A good deal of the movie is devoted to these recruitment efforts, which are amusingly depicted in the cases of Aquaman and Flash. (The Cyborg thread, at least in the early stages, is presented rather glumly, in the fashion of the pre-“Wonder Woman” installments in this DC series.) But eventually all five unite after the boxes held by the Amazons and the Atlanteans are taken by Steppenwolf, though not without occasional bursts of dissension among them. Unfortunately their first encounter with Steppenwolf does not go well, and they find themselves in need of additional power if they are to have any chance of saving earth. That’s why they decide to put the human-held box to use in order to…well, we shall leave that for you to discover for yourself. (Just check the cast credits for a clue.)
One of the particular pleasures of “Justice League” is that when the final confrontation comes, it’s in a nearly deserted area of Russia, a place left desolate by a nuclear accident obviously modeled on Chernobyl. That means that we don’t have to put up with the tired cliché of collapsing buildings and bridges as cities are reduced to rubble in an overly-familiar climax. To be sure, there is still plenty of CGI work on display here, and the culminating battle between heroes and villains is done in typically dank style (cinematographer Fabian Wagner and production designer Patrick Tatopoulos really lay on the gloom). But the number of potential human victims that require saving is relatively small (basically a few families that have been squatting in some condemned buildings), and the smaller scale in that respect acts to, rather than detracting from, the sense of human involvement.

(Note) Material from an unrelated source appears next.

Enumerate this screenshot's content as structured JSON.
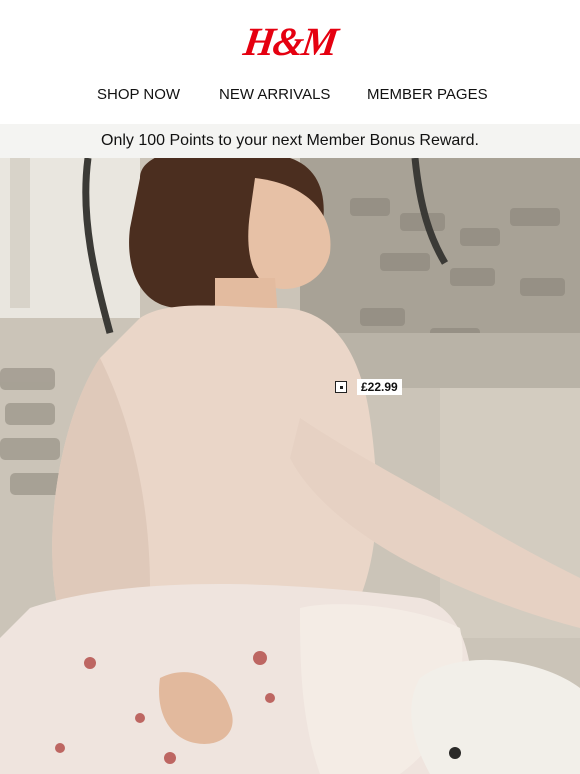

As to the cast, even Affleck and Gadot crack occasional smiles this time around, and Jeremy Irons makes a reliable Alfred, with Amy Adams reprising her Lois Lane and Diane Ladd her Ma Kent. In his scenes as Superman, Cavill seems to be mellowing as well. But one has to feel for Hinds, stuck in some of the most unattractive costuming this side of gargoyles and barking out lines that would be absurdly overwrought even in a fifties comic.
On the other hand, Fisher, after opening scenes in which he tries to outdo Affleck for dourness, opens up nicely in the picture’s latter stages despite his heavy makeup and costuming. And Momoa and Miller are both winners. The big fellow portrays Aquaman as a lumbering, slightly dim guy in the manner of Chris Hemsworth’s Thor, with a scene involving Wonder Woman’s lasso that’s a great bit. Miller uses his comic chops to the hilt, not only delivering his quippy dialogue with cheerful new-kid-on-the-block enthusiasm but putting some welcome goofiness into his action scenes as well—including one of the extras inserted into the final credits (an addition that fanboys will especially appreciate as a salute to a frequently recycled DC topos). You can compare his Flash to the similarly upbeat take that Tom Holland gave Spider-Man in the last “Avengers” flick, as well as look forward to the solo movies promised for both Aquaman and Flash.
“Justice League” closes with nice summing-up moments for its various characters, as well as a closing blurb pointing to what’s planned for a JL follow-up. If this movie is any indication, one can anticipate that continuation with a lot more hopefulness than you possibly have for a second helping of something like “Suicide Squad.”